§ **PROBLEM TO WORK ON**:
Extract every line from the records below that contains the word "title".

§ **DATA TO USE**:
------------
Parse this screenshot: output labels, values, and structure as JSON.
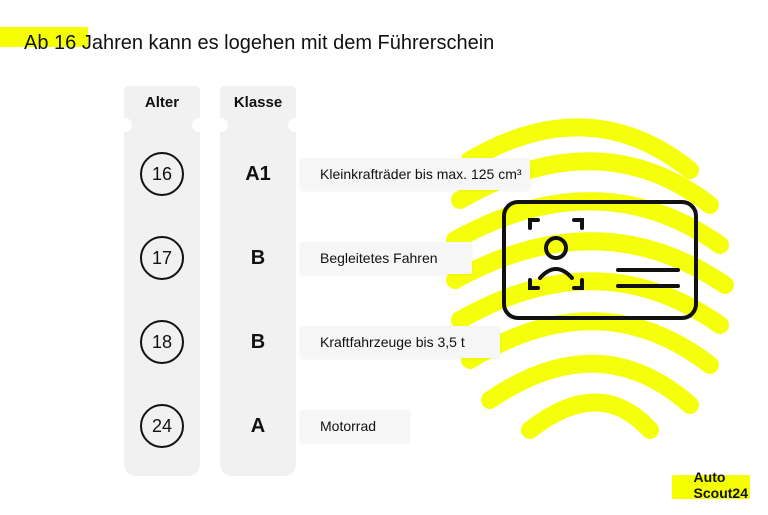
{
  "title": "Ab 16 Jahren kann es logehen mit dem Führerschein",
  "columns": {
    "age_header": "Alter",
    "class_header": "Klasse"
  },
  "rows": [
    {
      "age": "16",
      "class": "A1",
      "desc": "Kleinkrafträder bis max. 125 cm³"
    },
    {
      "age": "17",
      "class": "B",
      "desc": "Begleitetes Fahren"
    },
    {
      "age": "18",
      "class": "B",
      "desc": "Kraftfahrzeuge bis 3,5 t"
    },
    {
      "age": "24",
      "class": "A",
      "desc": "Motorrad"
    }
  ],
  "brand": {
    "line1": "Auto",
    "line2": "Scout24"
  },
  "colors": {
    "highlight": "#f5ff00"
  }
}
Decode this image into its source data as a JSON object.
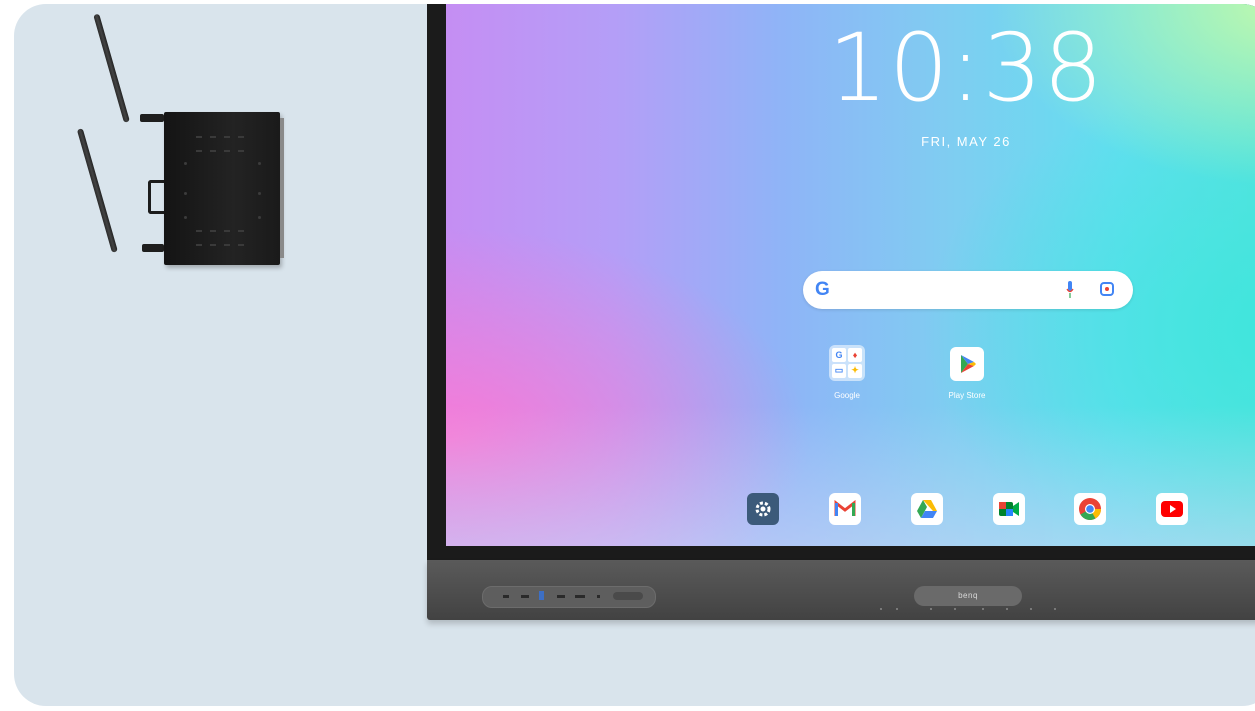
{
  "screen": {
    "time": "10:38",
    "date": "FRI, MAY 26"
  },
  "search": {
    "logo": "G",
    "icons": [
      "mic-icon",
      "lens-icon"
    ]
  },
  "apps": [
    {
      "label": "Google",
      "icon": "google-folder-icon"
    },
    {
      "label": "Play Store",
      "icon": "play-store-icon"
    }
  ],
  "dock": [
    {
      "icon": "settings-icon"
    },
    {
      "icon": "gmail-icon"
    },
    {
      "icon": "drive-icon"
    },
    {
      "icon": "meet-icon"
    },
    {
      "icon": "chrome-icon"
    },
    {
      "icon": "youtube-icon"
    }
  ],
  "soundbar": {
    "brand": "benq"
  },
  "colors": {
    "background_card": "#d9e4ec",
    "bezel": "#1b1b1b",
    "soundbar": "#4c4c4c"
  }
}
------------
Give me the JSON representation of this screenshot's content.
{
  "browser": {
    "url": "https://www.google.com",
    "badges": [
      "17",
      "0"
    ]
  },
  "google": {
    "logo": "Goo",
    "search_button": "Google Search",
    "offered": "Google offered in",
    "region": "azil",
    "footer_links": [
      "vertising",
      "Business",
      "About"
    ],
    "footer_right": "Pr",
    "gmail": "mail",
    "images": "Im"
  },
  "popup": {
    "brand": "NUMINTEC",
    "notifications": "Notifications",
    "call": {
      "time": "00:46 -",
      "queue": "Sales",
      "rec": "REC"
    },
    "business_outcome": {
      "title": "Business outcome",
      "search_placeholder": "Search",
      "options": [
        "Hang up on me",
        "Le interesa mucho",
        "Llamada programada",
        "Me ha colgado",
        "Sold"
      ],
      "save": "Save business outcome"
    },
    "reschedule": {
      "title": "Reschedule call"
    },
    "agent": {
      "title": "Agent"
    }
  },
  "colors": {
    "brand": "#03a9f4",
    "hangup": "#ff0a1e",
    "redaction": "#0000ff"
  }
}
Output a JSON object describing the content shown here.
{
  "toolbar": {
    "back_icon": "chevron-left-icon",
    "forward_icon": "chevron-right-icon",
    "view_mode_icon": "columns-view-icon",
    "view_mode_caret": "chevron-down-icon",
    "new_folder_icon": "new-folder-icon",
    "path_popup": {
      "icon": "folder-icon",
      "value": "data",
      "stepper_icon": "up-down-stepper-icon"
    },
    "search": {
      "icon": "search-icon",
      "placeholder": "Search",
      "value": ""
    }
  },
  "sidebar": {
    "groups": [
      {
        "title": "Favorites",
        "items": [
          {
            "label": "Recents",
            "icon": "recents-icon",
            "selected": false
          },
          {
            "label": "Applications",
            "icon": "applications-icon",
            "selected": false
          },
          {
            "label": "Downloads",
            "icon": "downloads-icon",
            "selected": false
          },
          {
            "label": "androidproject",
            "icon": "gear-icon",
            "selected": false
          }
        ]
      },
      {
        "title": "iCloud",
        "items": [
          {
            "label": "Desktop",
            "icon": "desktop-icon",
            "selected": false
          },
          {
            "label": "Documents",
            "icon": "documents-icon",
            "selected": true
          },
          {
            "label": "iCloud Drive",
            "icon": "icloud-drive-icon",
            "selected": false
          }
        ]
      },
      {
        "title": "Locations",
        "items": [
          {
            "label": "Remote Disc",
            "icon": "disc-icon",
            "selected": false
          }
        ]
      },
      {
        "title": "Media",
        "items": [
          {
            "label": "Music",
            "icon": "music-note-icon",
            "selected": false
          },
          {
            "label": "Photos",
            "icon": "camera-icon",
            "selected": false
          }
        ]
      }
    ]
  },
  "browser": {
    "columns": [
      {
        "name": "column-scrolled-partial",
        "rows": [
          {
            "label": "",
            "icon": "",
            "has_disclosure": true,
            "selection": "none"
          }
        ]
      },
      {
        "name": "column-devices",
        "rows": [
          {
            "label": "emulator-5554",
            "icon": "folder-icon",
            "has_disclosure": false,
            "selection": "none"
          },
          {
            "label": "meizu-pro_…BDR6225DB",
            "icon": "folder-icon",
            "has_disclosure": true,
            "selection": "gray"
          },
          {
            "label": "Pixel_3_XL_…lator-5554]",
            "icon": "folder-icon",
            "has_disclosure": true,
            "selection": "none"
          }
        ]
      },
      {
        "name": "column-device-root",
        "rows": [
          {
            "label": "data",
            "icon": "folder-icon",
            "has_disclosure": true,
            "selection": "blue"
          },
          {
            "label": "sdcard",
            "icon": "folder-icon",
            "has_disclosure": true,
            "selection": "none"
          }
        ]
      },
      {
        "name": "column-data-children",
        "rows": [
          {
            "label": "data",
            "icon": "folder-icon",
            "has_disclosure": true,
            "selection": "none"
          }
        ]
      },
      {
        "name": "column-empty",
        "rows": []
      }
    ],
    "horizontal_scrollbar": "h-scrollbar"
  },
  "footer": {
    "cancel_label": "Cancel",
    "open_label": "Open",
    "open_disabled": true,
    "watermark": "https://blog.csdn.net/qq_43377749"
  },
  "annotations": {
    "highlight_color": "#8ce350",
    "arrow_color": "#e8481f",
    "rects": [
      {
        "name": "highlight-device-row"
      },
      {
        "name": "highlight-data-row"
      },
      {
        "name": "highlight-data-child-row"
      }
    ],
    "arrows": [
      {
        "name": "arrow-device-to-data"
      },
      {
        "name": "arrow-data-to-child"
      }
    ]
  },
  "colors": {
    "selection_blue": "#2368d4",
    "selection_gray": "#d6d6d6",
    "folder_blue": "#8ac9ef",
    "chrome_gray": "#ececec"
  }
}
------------
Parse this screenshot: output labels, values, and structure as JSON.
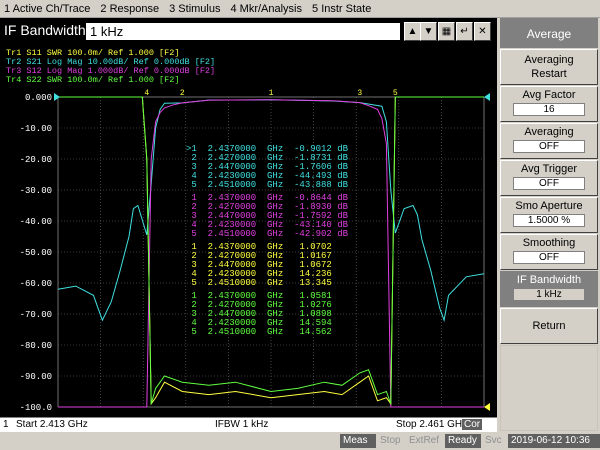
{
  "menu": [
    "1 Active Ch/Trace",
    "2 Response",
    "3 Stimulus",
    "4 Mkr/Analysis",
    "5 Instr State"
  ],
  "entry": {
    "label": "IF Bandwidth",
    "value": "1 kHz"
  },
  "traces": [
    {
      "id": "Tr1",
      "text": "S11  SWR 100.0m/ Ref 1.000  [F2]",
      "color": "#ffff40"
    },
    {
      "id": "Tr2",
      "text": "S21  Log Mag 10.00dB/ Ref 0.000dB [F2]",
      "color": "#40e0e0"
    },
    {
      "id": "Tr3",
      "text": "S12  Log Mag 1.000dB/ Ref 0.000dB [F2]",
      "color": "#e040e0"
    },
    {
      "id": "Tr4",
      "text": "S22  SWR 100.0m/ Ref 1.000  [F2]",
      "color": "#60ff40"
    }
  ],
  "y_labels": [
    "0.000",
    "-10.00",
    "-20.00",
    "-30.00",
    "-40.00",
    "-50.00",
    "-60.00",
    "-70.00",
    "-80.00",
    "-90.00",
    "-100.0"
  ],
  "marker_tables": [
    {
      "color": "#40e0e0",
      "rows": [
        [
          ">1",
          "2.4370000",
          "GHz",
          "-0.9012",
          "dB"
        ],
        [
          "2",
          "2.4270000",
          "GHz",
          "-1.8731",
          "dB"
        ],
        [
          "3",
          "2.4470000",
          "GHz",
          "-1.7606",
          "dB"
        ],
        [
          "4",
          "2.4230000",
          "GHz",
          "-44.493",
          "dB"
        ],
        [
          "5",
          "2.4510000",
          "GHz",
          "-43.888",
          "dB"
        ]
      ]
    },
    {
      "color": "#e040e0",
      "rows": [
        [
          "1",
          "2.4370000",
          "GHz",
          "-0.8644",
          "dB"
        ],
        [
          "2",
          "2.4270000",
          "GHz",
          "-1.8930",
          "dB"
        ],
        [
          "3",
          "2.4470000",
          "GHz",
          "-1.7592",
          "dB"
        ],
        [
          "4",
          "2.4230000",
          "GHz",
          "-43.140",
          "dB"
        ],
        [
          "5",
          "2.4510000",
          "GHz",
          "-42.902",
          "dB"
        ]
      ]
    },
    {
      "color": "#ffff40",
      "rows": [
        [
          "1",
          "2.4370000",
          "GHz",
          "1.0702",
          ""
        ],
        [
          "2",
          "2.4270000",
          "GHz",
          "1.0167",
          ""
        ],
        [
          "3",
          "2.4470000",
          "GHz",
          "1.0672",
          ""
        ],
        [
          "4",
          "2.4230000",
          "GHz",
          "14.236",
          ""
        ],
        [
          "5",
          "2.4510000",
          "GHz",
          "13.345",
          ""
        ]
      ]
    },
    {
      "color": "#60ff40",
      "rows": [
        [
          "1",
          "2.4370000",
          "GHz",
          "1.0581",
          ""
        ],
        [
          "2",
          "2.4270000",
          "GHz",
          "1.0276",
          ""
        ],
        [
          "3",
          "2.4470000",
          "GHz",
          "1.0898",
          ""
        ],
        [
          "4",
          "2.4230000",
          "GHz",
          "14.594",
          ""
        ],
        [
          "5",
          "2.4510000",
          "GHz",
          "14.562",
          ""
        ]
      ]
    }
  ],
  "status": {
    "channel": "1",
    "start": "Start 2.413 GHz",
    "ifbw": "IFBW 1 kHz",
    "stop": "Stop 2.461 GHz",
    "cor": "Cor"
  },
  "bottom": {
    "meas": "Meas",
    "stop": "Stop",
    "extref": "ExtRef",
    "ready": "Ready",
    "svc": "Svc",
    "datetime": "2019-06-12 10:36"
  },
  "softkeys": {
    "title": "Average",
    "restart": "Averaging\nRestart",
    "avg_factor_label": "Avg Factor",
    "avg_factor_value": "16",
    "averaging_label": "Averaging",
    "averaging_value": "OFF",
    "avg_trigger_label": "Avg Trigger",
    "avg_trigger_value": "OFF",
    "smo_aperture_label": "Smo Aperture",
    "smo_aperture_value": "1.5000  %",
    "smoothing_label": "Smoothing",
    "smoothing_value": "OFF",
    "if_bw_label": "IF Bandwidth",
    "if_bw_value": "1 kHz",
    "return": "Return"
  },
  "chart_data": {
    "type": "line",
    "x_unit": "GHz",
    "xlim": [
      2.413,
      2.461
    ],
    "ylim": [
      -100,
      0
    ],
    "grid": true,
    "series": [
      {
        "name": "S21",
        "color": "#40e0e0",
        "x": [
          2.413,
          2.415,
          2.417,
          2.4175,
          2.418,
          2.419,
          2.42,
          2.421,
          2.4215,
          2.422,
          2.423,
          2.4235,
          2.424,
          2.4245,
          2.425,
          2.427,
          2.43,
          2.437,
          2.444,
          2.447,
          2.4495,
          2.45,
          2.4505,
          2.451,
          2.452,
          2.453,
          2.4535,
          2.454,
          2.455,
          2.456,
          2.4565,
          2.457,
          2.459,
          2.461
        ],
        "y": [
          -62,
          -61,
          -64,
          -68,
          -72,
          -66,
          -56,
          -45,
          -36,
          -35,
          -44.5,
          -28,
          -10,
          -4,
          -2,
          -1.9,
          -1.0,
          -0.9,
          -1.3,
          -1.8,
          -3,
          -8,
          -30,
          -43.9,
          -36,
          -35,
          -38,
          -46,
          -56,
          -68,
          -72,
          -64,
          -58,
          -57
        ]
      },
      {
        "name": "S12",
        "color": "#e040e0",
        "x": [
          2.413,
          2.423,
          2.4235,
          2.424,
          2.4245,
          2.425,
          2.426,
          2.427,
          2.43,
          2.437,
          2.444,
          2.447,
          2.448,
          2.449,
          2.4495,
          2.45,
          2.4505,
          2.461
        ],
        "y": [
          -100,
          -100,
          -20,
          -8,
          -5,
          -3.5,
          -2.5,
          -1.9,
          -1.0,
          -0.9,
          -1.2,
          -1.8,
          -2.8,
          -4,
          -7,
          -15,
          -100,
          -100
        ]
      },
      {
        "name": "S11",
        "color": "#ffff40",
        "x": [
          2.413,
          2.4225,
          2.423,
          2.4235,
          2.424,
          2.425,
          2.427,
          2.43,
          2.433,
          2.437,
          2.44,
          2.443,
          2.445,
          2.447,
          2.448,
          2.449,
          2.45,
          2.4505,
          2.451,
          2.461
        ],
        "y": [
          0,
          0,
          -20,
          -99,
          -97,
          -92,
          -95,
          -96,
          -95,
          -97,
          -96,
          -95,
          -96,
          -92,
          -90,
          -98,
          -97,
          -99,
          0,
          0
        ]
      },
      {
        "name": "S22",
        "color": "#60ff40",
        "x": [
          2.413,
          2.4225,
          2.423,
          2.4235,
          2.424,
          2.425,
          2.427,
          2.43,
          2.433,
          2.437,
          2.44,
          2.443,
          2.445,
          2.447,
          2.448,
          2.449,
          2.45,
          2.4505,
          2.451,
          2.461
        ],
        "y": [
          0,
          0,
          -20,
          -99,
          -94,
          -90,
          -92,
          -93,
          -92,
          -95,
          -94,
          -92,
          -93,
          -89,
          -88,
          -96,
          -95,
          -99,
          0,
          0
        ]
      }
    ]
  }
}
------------
§ **REPLY TO THE EXERCISE**:
  "title": "Ab 16 Jahren kann es logehen mit dem Führerschein",
      "title": "Business outcome",
      "title": "Reschedule call"
      "title": "Agent"
        "title": "Favorites",
        "title": "iCloud",
        "title": "Locations",
        "title": "Media",
    "title": "Average",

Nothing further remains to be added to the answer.